Nothing in the data should be left out, so repeat it all exactly.

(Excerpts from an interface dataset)
*-*-*
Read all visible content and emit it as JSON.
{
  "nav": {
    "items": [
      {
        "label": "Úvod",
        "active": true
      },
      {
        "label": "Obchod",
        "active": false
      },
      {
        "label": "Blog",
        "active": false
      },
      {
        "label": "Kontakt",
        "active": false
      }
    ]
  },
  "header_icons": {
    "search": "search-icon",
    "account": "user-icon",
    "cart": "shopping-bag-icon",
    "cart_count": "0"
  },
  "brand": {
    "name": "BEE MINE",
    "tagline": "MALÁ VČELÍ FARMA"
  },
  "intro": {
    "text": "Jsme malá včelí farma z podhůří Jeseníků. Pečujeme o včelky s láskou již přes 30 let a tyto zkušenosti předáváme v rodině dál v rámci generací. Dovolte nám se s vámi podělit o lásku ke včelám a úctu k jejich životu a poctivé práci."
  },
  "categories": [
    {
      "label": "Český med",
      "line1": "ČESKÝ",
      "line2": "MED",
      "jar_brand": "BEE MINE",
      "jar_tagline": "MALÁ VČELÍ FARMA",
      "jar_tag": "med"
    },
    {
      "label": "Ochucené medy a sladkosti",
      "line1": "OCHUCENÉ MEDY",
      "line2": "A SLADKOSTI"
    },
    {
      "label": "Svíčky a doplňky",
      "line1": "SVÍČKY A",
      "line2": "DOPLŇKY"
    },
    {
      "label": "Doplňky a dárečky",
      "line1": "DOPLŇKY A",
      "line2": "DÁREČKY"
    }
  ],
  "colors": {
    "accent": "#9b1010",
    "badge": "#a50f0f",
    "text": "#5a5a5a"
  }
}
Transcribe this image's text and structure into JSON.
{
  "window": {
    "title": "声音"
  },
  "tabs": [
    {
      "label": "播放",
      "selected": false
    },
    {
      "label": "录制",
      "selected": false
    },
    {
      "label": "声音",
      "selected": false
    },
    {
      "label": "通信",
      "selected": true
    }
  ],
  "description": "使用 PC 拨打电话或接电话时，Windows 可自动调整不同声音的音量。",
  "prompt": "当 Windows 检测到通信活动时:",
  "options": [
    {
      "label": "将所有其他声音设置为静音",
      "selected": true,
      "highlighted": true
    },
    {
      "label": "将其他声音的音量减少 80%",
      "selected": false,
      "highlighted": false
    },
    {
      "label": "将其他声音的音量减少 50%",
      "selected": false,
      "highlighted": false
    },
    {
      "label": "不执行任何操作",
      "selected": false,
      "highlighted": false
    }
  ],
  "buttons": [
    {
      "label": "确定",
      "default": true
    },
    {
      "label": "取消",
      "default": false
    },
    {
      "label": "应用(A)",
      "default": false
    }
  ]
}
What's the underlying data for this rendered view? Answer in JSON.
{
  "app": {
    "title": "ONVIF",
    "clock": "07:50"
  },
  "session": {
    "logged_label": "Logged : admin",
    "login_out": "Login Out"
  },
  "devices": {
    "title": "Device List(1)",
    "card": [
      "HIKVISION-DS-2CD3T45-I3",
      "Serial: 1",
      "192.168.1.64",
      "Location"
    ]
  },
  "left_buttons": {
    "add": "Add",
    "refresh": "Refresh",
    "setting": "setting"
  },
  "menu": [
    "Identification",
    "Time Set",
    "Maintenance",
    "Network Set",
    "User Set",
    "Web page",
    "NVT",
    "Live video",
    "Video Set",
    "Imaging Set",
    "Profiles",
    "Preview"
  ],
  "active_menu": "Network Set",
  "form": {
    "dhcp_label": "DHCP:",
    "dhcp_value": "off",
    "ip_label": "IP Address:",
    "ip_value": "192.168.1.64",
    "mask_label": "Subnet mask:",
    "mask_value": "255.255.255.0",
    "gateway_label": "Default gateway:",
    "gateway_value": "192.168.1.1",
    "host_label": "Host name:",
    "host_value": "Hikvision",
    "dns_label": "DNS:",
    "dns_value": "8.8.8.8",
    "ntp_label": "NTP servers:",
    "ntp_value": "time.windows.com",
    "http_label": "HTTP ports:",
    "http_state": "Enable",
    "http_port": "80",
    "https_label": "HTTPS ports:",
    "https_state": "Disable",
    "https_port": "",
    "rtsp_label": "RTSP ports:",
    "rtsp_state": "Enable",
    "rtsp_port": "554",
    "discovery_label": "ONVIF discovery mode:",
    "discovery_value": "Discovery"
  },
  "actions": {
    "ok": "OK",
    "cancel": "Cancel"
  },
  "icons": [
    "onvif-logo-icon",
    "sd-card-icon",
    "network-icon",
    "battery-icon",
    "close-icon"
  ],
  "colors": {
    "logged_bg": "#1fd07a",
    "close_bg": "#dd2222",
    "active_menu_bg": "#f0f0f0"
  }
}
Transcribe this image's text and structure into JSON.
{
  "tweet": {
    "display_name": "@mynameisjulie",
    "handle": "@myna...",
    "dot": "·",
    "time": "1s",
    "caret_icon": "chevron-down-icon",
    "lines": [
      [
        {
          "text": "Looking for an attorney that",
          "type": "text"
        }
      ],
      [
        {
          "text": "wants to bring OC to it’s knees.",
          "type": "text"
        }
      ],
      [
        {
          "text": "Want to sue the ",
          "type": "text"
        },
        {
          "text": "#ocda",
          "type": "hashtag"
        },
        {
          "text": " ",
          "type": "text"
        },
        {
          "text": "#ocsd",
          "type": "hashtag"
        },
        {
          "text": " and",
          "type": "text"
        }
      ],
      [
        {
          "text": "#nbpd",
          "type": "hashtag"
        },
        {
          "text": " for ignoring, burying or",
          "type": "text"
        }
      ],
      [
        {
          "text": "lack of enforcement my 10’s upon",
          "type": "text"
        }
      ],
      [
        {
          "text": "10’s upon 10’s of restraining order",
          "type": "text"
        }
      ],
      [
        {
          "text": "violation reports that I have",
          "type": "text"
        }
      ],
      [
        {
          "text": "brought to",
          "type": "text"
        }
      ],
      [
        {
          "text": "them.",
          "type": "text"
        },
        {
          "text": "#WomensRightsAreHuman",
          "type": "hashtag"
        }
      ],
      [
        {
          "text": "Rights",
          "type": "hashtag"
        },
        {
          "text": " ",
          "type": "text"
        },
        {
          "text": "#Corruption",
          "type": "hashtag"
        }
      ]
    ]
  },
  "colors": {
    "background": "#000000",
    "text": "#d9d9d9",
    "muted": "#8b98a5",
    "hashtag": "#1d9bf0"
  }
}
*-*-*
• **WRITTEN SOLUTION**
Read all visible content and emit it as JSON.
{
  "nav": {
    "items": [
      {
        "label": "Úvod",
        "active": true
      },
      {
        "label": "Obchod",
        "active": false
      },
      {
        "label": "Blog",
        "active": false
      },
      {
        "label": "Kontakt",
        "active": false
      }
    ]
  },
  "header_icons": {
    "search": "search-icon",
    "account": "user-icon",
    "cart": "shopping-bag-icon",
    "cart_count": "0"
  },
  "brand": {
    "name": "BEE MINE",
    "tagline": "MALÁ VČELÍ FARMA"
  },
  "intro": {
    "text": "Jsme malá včelí farma z podhůří Jeseníků. Pečujeme o včelky s láskou již přes 30 let a tyto zkušenosti předáváme v rodině dál v rámci generací. Dovolte nám se s vámi podělit o lásku ke včelám a úctu k jejich životu a poctivé práci."
  },
  "categories": [
    {
      "label": "Český med",
      "line1": "ČESKÝ",
      "line2": "MED",
      "jar_brand": "BEE MINE",
      "jar_tagline": "MALÁ VČELÍ FARMA",
      "jar_tag": "med"
    },
    {
      "label": "Ochucené medy a sladkosti",
      "line1": "OCHUCENÉ MEDY",
      "line2": "A SLADKOSTI"
    },
    {
      "label": "Svíčky a doplňky",
      "line1": "SVÍČKY A",
      "line2": "DOPLŇKY"
    },
    {
      "label": "Doplňky a dárečky",
      "line1": "DOPLŇKY A",
      "line2": "DÁREČKY"
    }
  ],
  "colors": {
    "accent": "#9b1010",
    "badge": "#a50f0f",
    "text": "#5a5a5a"
  }
}
Transcribe this image's text and structure into JSON.
{
  "window": {
    "title": "声音"
  },
  "tabs": [
    {
      "label": "播放",
      "selected": false
    },
    {
      "label": "录制",
      "selected": false
    },
    {
      "label": "声音",
      "selected": false
    },
    {
      "label": "通信",
      "selected": true
    }
  ],
  "description": "使用 PC 拨打电话或接电话时，Windows 可自动调整不同声音的音量。",
  "prompt": "当 Windows 检测到通信活动时:",
  "options": [
    {
      "label": "将所有其他声音设置为静音",
      "selected": true,
      "highlighted": true
    },
    {
      "label": "将其他声音的音量减少 80%",
      "selected": false,
      "highlighted": false
    },
    {
      "label": "将其他声音的音量减少 50%",
      "selected": false,
      "highlighted": false
    },
    {
      "label": "不执行任何操作",
      "selected": false,
      "highlighted": false
    }
  ],
  "buttons": [
    {
      "label": "确定",
      "default": true
    },
    {
      "label": "取消",
      "default": false
    },
    {
      "label": "应用(A)",
      "default": false
    }
  ]
}
What's the underlying data for this rendered view? Answer in JSON.
{
  "app": {
    "title": "ONVIF",
    "clock": "07:50"
  },
  "session": {
    "logged_label": "Logged : admin",
    "login_out": "Login Out"
  },
  "devices": {
    "title": "Device List(1)",
    "card": [
      "HIKVISION-DS-2CD3T45-I3",
      "Serial: 1",
      "192.168.1.64",
      "Location"
    ]
  },
  "left_buttons": {
    "add": "Add",
    "refresh": "Refresh",
    "setting": "setting"
  },
  "menu": [
    "Identification",
    "Time Set",
    "Maintenance",
    "Network Set",
    "User Set",
    "Web page",
    "NVT",
    "Live video",
    "Video Set",
    "Imaging Set",
    "Profiles",
    "Preview"
  ],
  "active_menu": "Network Set",
  "form": {
    "dhcp_label": "DHCP:",
    "dhcp_value": "off",
    "ip_label": "IP Address:",
    "ip_value": "192.168.1.64",
    "mask_label": "Subnet mask:",
    "mask_value": "255.255.255.0",
    "gateway_label": "Default gateway:",
    "gateway_value": "192.168.1.1",
    "host_label": "Host name:",
    "host_value": "Hikvision",
    "dns_label": "DNS:",
    "dns_value": "8.8.8.8",
    "ntp_label": "NTP servers:",
    "ntp_value": "time.windows.com",
    "http_label": "HTTP ports:",
    "http_state": "Enable",
    "http_port": "80",
    "https_label": "HTTPS ports:",
    "https_state": "Disable",
    "https_port": "",
    "rtsp_label": "RTSP ports:",
    "rtsp_state": "Enable",
    "rtsp_port": "554",
    "discovery_label": "ONVIF discovery mode:",
    "discovery_value": "Discovery"
  },
  "actions": {
    "ok": "OK",
    "cancel": "Cancel"
  },
  "icons": [
    "onvif-logo-icon",
    "sd-card-icon",
    "network-icon",
    "battery-icon",
    "close-icon"
  ],
  "colors": {
    "logged_bg": "#1fd07a",
    "close_bg": "#dd2222",
    "active_menu_bg": "#f0f0f0"
  }
}
Transcribe this image's text and structure into JSON.
{
  "tweet": {
    "display_name": "@mynameisjulie",
    "handle": "@myna...",
    "dot": "·",
    "time": "1s",
    "caret_icon": "chevron-down-icon",
    "lines": [
      [
        {
          "text": "Looking for an attorney that",
          "type": "text"
        }
      ],
      [
        {
          "text": "wants to bring OC to it’s knees.",
          "type": "text"
        }
      ],
      [
        {
          "text": "Want to sue the ",
          "type": "text"
        },
        {
          "text": "#ocda",
          "type": "hashtag"
        },
        {
          "text": " ",
          "type": "text"
        },
        {
          "text": "#ocsd",
          "type": "hashtag"
        },
        {
          "text": " and",
          "type": "text"
        }
      ],
      [
        {
          "text": "#nbpd",
          "type": "hashtag"
        },
        {
          "text": " for ignoring, burying or",
          "type": "text"
        }
      ],
      [
        {
          "text": "lack of enforcement my 10’s upon",
          "type": "text"
        }
      ],
      [
        {
          "text": "10’s upon 10’s of restraining order",
          "type": "text"
        }
      ],
      [
        {
          "text": "violation reports that I have",
          "type": "text"
        }
      ],
      [
        {
          "text": "brought to",
          "type": "text"
        }
      ],
      [
        {
          "text": "them.",
          "type": "text"
        },
        {
          "text": "#WomensRightsAreHuman",
          "type": "hashtag"
        }
      ],
      [
        {
          "text": "Rights",
          "type": "hashtag"
        },
        {
          "text": " ",
          "type": "text"
        },
        {
          "text": "#Corruption",
          "type": "hashtag"
        }
      ]
    ]
  },
  "colors": {
    "background": "#000000",
    "text": "#d9d9d9",
    "muted": "#8b98a5",
    "hashtag": "#1d9bf0"
  }
}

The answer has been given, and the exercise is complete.